> What you are asked to do
If a line below contains "post", count it; then state how many such lines there are, and nothing else.

#### Information supplied ####

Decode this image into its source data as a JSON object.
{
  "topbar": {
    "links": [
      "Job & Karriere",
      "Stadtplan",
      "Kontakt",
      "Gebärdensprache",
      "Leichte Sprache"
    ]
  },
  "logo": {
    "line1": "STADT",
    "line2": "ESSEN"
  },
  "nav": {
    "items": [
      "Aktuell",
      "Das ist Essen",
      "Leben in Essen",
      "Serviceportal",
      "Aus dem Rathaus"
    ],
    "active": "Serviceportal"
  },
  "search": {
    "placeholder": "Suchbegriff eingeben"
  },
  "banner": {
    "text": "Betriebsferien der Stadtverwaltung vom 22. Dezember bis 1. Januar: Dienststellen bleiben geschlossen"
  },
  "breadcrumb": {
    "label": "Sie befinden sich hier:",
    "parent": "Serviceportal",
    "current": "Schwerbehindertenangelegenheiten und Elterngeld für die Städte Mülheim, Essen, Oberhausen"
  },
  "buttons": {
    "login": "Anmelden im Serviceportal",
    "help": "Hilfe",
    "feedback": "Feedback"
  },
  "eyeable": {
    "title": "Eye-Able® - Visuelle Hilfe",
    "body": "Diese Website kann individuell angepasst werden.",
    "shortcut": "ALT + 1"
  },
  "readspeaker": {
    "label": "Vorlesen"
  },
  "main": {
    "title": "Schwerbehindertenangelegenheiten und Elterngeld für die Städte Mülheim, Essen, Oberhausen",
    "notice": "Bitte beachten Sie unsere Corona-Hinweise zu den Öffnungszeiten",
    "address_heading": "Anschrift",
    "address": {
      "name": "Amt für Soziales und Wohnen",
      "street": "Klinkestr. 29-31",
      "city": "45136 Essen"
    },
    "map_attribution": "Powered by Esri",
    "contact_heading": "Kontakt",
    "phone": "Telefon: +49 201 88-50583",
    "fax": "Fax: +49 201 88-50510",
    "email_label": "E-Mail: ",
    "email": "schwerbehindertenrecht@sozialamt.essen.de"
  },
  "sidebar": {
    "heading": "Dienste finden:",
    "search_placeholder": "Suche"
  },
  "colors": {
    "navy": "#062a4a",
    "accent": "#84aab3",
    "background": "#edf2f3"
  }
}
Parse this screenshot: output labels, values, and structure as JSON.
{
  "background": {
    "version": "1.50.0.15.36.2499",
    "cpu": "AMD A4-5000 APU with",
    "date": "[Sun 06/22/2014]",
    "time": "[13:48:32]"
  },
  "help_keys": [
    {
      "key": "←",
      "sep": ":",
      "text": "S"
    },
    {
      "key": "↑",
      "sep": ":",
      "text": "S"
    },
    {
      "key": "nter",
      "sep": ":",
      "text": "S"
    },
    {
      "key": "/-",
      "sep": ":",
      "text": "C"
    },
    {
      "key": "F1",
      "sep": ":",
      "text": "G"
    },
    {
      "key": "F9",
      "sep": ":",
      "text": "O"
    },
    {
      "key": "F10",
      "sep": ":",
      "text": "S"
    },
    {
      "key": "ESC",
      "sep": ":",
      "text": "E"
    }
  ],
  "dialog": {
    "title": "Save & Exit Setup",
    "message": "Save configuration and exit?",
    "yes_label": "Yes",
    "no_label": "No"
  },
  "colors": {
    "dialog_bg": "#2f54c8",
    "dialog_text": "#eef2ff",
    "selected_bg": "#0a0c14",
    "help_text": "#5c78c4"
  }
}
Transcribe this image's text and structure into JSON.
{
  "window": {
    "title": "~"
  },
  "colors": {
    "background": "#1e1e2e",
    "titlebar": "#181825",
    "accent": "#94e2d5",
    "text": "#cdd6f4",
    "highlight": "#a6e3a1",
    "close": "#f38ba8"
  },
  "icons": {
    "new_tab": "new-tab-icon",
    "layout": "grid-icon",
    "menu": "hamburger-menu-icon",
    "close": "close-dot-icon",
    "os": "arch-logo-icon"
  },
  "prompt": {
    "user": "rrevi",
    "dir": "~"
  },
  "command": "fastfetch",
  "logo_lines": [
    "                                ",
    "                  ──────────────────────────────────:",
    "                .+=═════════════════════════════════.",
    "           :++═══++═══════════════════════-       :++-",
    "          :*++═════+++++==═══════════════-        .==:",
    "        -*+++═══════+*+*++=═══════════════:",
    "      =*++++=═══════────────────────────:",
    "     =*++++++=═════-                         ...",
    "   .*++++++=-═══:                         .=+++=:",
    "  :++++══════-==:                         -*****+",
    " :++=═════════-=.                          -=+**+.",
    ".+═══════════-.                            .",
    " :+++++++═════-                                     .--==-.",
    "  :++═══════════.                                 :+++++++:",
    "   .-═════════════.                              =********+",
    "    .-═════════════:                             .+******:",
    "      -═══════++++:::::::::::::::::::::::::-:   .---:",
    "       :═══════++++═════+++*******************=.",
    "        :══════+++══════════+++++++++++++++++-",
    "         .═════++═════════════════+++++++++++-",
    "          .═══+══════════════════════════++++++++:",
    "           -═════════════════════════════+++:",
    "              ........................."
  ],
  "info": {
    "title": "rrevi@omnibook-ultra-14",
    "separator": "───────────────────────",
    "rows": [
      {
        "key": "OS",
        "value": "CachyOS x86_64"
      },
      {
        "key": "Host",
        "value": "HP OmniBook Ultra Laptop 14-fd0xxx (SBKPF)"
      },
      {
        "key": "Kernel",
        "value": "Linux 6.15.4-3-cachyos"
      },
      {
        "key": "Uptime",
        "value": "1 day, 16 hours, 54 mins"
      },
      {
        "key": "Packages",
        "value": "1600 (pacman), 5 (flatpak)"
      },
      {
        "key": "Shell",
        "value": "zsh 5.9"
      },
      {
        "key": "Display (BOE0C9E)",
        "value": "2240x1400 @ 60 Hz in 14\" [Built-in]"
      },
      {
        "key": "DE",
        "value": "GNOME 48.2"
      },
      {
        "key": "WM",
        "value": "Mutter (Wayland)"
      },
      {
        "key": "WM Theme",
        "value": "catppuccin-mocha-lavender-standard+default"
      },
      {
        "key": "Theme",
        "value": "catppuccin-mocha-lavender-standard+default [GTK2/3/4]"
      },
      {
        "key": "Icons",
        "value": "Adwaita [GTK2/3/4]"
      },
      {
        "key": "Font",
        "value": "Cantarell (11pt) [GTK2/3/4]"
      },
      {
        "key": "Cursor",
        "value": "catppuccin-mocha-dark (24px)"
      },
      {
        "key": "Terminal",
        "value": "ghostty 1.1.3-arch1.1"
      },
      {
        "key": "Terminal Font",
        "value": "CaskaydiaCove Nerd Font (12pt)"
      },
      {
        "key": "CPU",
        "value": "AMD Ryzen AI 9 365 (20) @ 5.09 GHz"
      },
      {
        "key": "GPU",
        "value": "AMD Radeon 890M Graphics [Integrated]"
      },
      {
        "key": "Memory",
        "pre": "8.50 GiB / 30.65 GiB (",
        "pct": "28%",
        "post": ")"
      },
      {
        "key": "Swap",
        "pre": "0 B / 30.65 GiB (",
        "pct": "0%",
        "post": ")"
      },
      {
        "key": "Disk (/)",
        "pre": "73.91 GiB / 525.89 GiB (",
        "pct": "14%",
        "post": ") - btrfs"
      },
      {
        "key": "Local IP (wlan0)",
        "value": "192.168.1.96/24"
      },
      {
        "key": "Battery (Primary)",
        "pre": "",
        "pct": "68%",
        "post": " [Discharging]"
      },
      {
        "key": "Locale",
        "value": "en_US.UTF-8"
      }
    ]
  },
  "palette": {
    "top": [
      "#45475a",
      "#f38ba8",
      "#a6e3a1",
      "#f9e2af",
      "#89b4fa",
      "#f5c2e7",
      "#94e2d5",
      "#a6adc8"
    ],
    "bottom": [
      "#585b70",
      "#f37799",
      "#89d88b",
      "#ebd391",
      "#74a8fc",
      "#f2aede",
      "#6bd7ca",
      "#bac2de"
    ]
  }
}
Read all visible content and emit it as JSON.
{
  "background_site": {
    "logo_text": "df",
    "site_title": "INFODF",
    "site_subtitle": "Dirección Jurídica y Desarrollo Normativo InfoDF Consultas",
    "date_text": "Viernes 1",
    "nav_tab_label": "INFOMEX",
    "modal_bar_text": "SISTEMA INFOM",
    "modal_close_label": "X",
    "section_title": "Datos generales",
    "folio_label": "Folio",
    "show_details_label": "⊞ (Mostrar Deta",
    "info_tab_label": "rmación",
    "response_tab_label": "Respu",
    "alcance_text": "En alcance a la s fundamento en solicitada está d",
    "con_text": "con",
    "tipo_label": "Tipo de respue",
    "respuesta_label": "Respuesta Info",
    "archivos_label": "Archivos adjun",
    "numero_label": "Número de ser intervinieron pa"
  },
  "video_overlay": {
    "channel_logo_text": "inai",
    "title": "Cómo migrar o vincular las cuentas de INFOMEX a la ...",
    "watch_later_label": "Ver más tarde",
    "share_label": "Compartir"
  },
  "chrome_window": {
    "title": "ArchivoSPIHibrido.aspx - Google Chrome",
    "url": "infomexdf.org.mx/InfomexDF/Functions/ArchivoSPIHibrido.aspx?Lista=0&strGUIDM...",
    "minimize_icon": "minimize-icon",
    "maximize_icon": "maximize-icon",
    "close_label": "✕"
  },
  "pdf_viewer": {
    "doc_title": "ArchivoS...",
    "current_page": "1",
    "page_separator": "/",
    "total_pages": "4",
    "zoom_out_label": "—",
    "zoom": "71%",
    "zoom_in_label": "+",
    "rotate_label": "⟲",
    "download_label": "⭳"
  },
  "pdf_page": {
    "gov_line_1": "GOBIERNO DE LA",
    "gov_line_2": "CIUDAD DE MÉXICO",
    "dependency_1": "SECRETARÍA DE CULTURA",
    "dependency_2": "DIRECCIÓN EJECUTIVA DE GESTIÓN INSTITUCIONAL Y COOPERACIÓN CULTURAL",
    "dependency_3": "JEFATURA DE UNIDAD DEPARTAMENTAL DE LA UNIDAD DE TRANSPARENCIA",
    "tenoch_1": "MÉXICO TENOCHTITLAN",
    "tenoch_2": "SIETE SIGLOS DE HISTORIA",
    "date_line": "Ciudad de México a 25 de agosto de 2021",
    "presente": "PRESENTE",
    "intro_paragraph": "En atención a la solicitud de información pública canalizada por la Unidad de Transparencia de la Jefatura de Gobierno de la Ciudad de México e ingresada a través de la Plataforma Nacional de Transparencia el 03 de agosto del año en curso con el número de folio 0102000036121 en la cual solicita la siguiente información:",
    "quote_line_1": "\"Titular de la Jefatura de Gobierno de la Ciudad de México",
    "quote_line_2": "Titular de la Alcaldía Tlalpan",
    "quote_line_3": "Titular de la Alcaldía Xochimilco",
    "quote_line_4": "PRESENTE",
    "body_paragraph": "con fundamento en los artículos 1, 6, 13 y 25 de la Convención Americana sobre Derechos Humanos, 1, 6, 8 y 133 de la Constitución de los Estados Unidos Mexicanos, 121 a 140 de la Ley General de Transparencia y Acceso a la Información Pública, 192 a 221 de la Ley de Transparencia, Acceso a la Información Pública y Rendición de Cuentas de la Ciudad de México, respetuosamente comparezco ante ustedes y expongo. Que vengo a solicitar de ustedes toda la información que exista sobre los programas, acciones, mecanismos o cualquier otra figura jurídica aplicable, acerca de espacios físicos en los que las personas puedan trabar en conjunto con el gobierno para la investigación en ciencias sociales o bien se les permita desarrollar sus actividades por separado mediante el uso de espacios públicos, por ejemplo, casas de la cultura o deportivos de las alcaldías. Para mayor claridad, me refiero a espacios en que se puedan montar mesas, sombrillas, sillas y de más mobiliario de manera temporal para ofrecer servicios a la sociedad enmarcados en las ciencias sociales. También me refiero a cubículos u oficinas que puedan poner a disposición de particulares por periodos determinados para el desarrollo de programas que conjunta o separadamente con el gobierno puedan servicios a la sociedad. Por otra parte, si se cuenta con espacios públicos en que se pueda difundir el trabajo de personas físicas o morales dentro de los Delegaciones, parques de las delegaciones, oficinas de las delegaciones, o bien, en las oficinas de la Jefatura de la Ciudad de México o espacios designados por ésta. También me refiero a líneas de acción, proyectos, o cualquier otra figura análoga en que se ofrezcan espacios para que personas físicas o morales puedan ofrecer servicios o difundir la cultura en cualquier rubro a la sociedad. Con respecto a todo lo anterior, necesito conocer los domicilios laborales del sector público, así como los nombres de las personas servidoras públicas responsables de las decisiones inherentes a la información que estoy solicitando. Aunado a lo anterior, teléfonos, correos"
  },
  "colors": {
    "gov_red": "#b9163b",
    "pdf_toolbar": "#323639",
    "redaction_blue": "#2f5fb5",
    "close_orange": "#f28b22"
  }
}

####

> Exercise output
4